_ACTIVITY:_ Going through the entries below, count each line that holds "commits" and give only the total.

----------

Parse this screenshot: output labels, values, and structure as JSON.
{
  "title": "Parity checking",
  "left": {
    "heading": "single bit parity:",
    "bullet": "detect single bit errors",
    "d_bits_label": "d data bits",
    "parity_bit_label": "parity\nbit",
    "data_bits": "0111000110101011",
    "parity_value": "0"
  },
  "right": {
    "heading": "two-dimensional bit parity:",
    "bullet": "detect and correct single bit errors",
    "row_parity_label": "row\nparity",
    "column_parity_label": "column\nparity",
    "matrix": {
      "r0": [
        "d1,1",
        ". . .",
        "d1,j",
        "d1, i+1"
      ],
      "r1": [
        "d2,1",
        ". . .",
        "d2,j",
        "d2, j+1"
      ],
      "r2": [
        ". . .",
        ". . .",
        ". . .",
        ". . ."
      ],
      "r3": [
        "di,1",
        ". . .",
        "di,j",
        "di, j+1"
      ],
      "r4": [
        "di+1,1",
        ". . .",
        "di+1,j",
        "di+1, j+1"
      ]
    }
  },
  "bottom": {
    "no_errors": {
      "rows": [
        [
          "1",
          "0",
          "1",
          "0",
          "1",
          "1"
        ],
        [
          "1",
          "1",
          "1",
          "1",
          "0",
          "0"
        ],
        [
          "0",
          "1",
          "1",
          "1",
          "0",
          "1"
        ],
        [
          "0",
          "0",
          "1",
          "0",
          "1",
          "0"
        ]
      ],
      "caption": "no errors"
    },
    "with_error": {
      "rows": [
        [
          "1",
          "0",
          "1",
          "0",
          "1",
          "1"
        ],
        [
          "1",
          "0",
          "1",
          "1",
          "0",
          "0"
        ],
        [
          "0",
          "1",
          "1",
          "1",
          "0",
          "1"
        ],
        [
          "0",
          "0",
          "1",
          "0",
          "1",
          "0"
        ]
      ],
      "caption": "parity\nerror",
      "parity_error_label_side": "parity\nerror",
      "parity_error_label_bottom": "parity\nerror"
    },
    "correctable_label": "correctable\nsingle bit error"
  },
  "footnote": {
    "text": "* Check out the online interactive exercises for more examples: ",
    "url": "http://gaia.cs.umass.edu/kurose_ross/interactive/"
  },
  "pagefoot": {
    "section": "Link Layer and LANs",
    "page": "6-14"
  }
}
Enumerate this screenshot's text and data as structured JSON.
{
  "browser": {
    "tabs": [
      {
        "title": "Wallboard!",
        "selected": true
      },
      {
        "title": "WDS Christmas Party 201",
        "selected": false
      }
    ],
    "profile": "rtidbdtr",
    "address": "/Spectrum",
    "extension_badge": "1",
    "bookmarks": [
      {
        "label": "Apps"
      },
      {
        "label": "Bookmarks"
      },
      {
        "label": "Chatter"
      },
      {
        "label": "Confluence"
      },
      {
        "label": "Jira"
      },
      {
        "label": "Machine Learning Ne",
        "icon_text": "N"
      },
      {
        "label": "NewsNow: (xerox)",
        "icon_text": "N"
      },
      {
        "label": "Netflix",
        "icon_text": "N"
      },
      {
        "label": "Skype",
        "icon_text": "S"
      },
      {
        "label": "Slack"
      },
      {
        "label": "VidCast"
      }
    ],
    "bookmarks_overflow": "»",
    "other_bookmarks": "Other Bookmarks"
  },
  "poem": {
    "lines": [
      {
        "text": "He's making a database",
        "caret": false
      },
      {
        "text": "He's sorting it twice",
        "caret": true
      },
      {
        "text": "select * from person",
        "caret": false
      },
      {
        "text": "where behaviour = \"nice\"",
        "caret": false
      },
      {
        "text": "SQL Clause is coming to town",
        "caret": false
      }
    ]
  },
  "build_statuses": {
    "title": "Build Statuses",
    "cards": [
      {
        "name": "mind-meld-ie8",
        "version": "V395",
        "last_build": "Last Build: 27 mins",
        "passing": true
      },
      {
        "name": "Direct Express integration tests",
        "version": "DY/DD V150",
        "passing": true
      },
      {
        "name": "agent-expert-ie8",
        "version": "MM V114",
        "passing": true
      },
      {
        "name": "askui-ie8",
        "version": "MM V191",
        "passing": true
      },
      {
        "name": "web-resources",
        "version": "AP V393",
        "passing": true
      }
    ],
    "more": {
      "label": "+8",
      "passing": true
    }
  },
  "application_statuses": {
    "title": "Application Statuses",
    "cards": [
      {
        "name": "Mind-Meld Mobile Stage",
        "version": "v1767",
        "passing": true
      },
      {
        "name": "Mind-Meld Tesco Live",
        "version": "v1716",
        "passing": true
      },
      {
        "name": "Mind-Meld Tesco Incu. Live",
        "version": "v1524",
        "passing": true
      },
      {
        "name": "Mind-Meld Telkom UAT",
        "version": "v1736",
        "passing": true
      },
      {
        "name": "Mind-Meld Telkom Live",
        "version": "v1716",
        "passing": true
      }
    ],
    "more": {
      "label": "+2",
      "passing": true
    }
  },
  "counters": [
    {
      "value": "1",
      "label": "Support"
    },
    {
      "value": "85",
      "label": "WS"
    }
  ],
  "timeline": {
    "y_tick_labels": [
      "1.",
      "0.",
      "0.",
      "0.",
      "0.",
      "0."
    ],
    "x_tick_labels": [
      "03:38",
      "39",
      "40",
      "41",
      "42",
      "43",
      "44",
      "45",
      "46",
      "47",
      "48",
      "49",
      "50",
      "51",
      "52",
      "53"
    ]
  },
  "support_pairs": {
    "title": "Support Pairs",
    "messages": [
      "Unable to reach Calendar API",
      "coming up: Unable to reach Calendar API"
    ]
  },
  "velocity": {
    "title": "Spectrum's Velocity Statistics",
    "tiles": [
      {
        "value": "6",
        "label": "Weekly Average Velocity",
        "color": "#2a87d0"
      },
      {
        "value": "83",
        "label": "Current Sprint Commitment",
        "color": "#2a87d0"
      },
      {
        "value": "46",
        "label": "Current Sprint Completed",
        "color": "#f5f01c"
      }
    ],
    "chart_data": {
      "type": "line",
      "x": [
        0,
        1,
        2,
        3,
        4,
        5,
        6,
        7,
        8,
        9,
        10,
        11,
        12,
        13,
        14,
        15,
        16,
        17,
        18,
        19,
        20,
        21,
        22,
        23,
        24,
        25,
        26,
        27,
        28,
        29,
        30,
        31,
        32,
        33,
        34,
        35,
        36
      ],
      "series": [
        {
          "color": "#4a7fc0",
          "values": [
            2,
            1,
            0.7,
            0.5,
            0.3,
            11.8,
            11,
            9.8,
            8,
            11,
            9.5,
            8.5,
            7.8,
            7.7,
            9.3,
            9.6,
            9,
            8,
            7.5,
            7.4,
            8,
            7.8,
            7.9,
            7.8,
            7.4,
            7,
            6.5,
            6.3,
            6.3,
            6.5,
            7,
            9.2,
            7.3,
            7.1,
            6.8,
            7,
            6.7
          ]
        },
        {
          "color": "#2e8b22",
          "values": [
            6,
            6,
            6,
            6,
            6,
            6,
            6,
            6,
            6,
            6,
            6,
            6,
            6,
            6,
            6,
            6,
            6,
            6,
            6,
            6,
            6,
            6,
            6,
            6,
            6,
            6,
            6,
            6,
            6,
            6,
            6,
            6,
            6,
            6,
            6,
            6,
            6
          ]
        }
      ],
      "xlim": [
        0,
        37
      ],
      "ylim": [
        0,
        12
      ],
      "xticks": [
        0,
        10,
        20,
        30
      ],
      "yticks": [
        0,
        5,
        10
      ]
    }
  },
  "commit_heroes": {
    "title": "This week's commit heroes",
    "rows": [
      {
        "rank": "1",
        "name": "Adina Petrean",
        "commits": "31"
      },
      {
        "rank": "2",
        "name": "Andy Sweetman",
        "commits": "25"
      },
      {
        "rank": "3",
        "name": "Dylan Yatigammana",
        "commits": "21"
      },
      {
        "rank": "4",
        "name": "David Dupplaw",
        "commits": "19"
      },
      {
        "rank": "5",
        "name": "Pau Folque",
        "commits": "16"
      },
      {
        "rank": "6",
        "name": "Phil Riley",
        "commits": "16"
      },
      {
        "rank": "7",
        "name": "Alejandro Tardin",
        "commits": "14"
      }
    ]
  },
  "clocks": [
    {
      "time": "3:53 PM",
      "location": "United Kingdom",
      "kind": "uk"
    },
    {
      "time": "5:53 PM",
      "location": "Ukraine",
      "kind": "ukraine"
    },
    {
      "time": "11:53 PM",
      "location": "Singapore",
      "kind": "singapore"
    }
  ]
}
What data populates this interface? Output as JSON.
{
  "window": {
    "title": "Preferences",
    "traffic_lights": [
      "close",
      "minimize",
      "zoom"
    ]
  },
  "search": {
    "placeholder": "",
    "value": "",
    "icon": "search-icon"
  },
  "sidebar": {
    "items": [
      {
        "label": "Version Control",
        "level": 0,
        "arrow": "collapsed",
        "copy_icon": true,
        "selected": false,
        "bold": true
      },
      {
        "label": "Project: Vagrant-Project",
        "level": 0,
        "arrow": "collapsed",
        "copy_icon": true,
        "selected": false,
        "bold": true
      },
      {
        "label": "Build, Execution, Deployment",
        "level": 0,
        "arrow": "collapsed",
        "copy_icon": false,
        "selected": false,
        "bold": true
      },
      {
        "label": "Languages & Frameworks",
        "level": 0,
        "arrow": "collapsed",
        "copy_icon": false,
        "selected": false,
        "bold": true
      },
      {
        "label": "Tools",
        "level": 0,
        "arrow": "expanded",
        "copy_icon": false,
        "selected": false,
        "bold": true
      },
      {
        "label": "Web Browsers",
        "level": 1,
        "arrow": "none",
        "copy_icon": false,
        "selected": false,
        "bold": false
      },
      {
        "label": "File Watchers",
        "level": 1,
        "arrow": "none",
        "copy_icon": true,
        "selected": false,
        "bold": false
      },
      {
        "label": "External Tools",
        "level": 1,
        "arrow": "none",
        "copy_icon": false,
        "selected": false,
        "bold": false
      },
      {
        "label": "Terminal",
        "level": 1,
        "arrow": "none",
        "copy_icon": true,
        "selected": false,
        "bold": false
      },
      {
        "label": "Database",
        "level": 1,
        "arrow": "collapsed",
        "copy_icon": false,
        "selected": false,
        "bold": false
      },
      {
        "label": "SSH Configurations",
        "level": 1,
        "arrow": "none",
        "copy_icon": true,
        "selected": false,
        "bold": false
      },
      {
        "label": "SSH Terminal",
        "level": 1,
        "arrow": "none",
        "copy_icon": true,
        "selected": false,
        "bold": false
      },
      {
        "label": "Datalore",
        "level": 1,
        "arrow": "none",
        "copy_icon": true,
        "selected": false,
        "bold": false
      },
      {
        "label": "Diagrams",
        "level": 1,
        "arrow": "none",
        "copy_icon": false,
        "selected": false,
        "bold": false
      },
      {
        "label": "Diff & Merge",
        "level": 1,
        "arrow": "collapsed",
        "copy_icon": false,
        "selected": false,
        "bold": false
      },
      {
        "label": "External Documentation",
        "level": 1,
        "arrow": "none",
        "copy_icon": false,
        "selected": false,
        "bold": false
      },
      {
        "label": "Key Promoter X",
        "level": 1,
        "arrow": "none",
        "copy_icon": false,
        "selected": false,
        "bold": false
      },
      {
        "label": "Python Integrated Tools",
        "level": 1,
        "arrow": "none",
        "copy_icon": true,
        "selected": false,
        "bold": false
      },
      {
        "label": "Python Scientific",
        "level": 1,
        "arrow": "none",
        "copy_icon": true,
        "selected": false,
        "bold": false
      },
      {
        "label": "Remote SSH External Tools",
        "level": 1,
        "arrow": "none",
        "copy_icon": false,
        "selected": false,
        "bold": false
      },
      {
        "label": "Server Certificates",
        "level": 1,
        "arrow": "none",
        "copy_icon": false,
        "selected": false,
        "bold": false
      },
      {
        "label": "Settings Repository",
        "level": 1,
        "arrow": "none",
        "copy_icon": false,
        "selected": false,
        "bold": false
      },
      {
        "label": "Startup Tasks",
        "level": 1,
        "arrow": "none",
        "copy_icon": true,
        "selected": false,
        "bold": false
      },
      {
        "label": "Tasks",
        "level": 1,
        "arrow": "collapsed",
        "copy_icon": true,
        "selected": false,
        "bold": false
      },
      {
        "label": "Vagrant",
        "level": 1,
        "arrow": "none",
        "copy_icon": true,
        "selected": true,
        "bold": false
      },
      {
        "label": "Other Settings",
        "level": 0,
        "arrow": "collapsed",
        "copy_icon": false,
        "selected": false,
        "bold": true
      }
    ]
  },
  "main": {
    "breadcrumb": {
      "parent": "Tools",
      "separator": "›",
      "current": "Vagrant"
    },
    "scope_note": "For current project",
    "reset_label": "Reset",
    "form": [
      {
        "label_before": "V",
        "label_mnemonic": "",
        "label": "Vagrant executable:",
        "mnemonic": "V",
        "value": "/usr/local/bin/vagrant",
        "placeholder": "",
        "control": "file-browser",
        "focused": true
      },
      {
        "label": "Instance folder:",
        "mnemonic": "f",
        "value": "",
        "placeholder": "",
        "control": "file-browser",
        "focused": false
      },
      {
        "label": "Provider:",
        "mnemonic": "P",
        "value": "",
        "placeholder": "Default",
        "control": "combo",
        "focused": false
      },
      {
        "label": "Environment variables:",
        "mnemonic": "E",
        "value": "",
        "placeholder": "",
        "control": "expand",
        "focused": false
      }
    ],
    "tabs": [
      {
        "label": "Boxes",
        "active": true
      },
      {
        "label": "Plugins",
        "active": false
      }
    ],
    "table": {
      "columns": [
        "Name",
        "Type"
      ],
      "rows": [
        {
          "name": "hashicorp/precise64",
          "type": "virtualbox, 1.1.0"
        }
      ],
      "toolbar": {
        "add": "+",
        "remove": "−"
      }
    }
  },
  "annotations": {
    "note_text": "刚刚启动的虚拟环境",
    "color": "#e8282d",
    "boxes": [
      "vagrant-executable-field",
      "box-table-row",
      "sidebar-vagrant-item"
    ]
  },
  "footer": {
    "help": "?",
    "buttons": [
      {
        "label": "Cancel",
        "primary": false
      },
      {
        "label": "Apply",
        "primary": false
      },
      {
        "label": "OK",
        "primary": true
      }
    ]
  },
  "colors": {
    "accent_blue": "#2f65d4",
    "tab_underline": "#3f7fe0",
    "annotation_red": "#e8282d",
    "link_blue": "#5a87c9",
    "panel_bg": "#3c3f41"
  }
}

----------

_YOUR RESPONSE:_ 7